[Data extracted from a collection]
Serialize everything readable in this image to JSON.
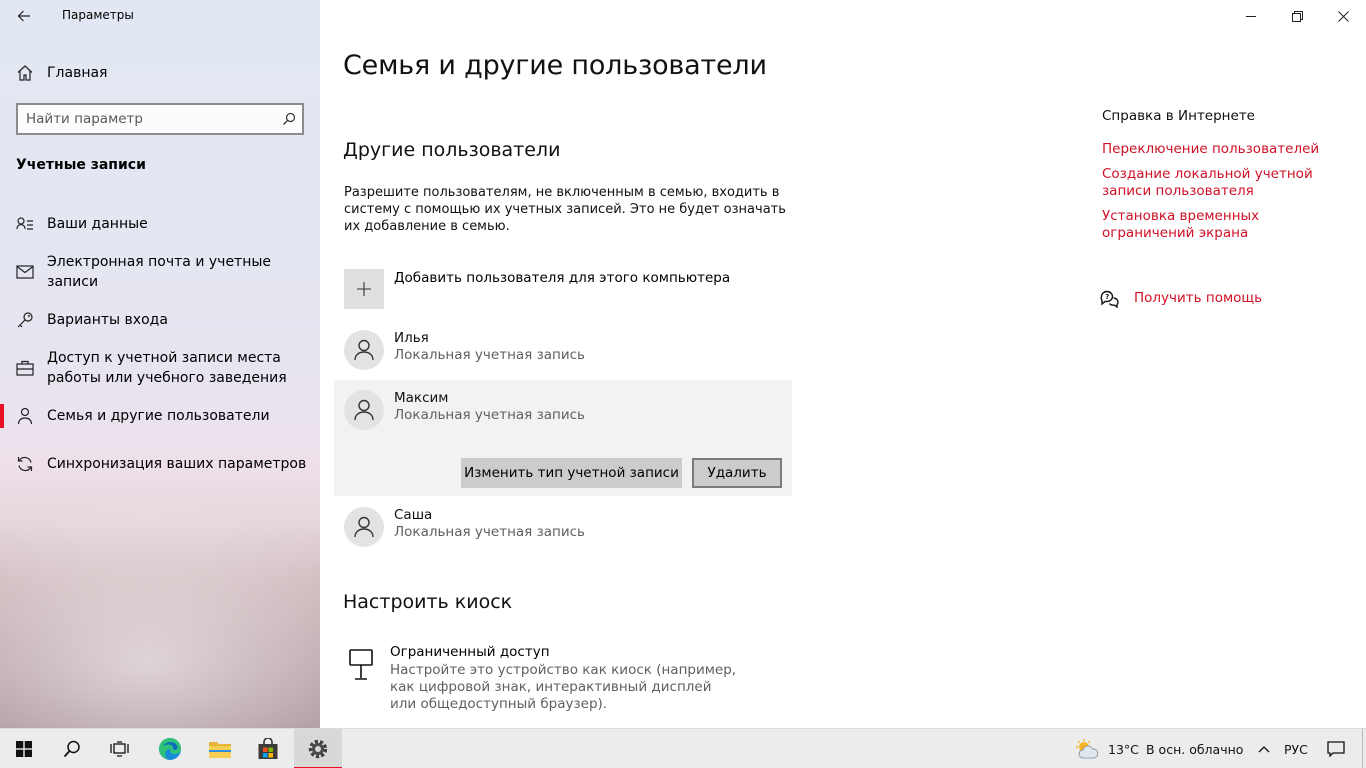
{
  "window": {
    "title": "Параметры"
  },
  "sidebar": {
    "home_label": "Главная",
    "search_placeholder": "Найти параметр",
    "section_title": "Учетные записи",
    "items": [
      {
        "label": "Ваши данные",
        "icon": "person-card-icon"
      },
      {
        "label": "Электронная почта и учетные записи",
        "icon": "mail-icon"
      },
      {
        "label": "Варианты входа",
        "icon": "key-icon"
      },
      {
        "label": "Доступ к учетной записи места работы или учебного заведения",
        "icon": "briefcase-icon"
      },
      {
        "label": "Семья и другие пользователи",
        "icon": "family-icon",
        "active": true
      },
      {
        "label": "Синхронизация ваших параметров",
        "icon": "sync-icon"
      }
    ]
  },
  "main": {
    "page_title": "Семья и другие пользователи",
    "other_users": {
      "title": "Другие пользователи",
      "description": "Разрешите пользователям, не включенным в семью, входить в систему с помощью их учетных записей. Это не будет означать их добавление в семью.",
      "add_user_label": "Добавить пользователя для этого компьютера",
      "users": [
        {
          "name": "Илья",
          "type": "Локальная учетная запись"
        },
        {
          "name": "Максим",
          "type": "Локальная учетная запись",
          "expanded": true
        },
        {
          "name": "Саша",
          "type": "Локальная учетная запись"
        }
      ],
      "change_type_label": "Изменить тип учетной записи",
      "delete_label": "Удалить"
    },
    "kiosk": {
      "title": "Настроить киоск",
      "item_title": "Ограниченный доступ",
      "item_description": "Настройте это устройство как киоск (например, как цифровой знак, интерактивный дисплей или общедоступный браузер)."
    }
  },
  "help": {
    "title": "Справка в Интернете",
    "links": [
      "Переключение пользователей",
      "Создание локальной учетной записи пользователя",
      "Установка временных ограничений экрана"
    ],
    "get_help_label": "Получить помощь"
  },
  "taskbar": {
    "weather_temp": "13°C",
    "weather_text": "В осн. облачно",
    "language": "РУС"
  },
  "colors": {
    "accent": "#e81123",
    "link": "#d01126"
  }
}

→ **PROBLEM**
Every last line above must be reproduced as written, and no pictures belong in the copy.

→ **ANSWER BELOW**
Serialize everything readable in this image to JSON.
{
  "window": {
    "title": "Параметры"
  },
  "sidebar": {
    "home_label": "Главная",
    "search_placeholder": "Найти параметр",
    "section_title": "Учетные записи",
    "items": [
      {
        "label": "Ваши данные",
        "icon": "person-card-icon"
      },
      {
        "label": "Электронная почта и учетные записи",
        "icon": "mail-icon"
      },
      {
        "label": "Варианты входа",
        "icon": "key-icon"
      },
      {
        "label": "Доступ к учетной записи места работы или учебного заведения",
        "icon": "briefcase-icon"
      },
      {
        "label": "Семья и другие пользователи",
        "icon": "family-icon",
        "active": true
      },
      {
        "label": "Синхронизация ваших параметров",
        "icon": "sync-icon"
      }
    ]
  },
  "main": {
    "page_title": "Семья и другие пользователи",
    "other_users": {
      "title": "Другие пользователи",
      "description": "Разрешите пользователям, не включенным в семью, входить в систему с помощью их учетных записей. Это не будет означать их добавление в семью.",
      "add_user_label": "Добавить пользователя для этого компьютера",
      "users": [
        {
          "name": "Илья",
          "type": "Локальная учетная запись"
        },
        {
          "name": "Максим",
          "type": "Локальная учетная запись",
          "expanded": true
        },
        {
          "name": "Саша",
          "type": "Локальная учетная запись"
        }
      ],
      "change_type_label": "Изменить тип учетной записи",
      "delete_label": "Удалить"
    },
    "kiosk": {
      "title": "Настроить киоск",
      "item_title": "Ограниченный доступ",
      "item_description": "Настройте это устройство как киоск (например, как цифровой знак, интерактивный дисплей или общедоступный браузер)."
    }
  },
  "help": {
    "title": "Справка в Интернете",
    "links": [
      "Переключение пользователей",
      "Создание локальной учетной записи пользователя",
      "Установка временных ограничений экрана"
    ],
    "get_help_label": "Получить помощь"
  },
  "taskbar": {
    "weather_temp": "13°C",
    "weather_text": "В осн. облачно",
    "language": "РУС"
  },
  "colors": {
    "accent": "#e81123",
    "link": "#d01126"
  }
}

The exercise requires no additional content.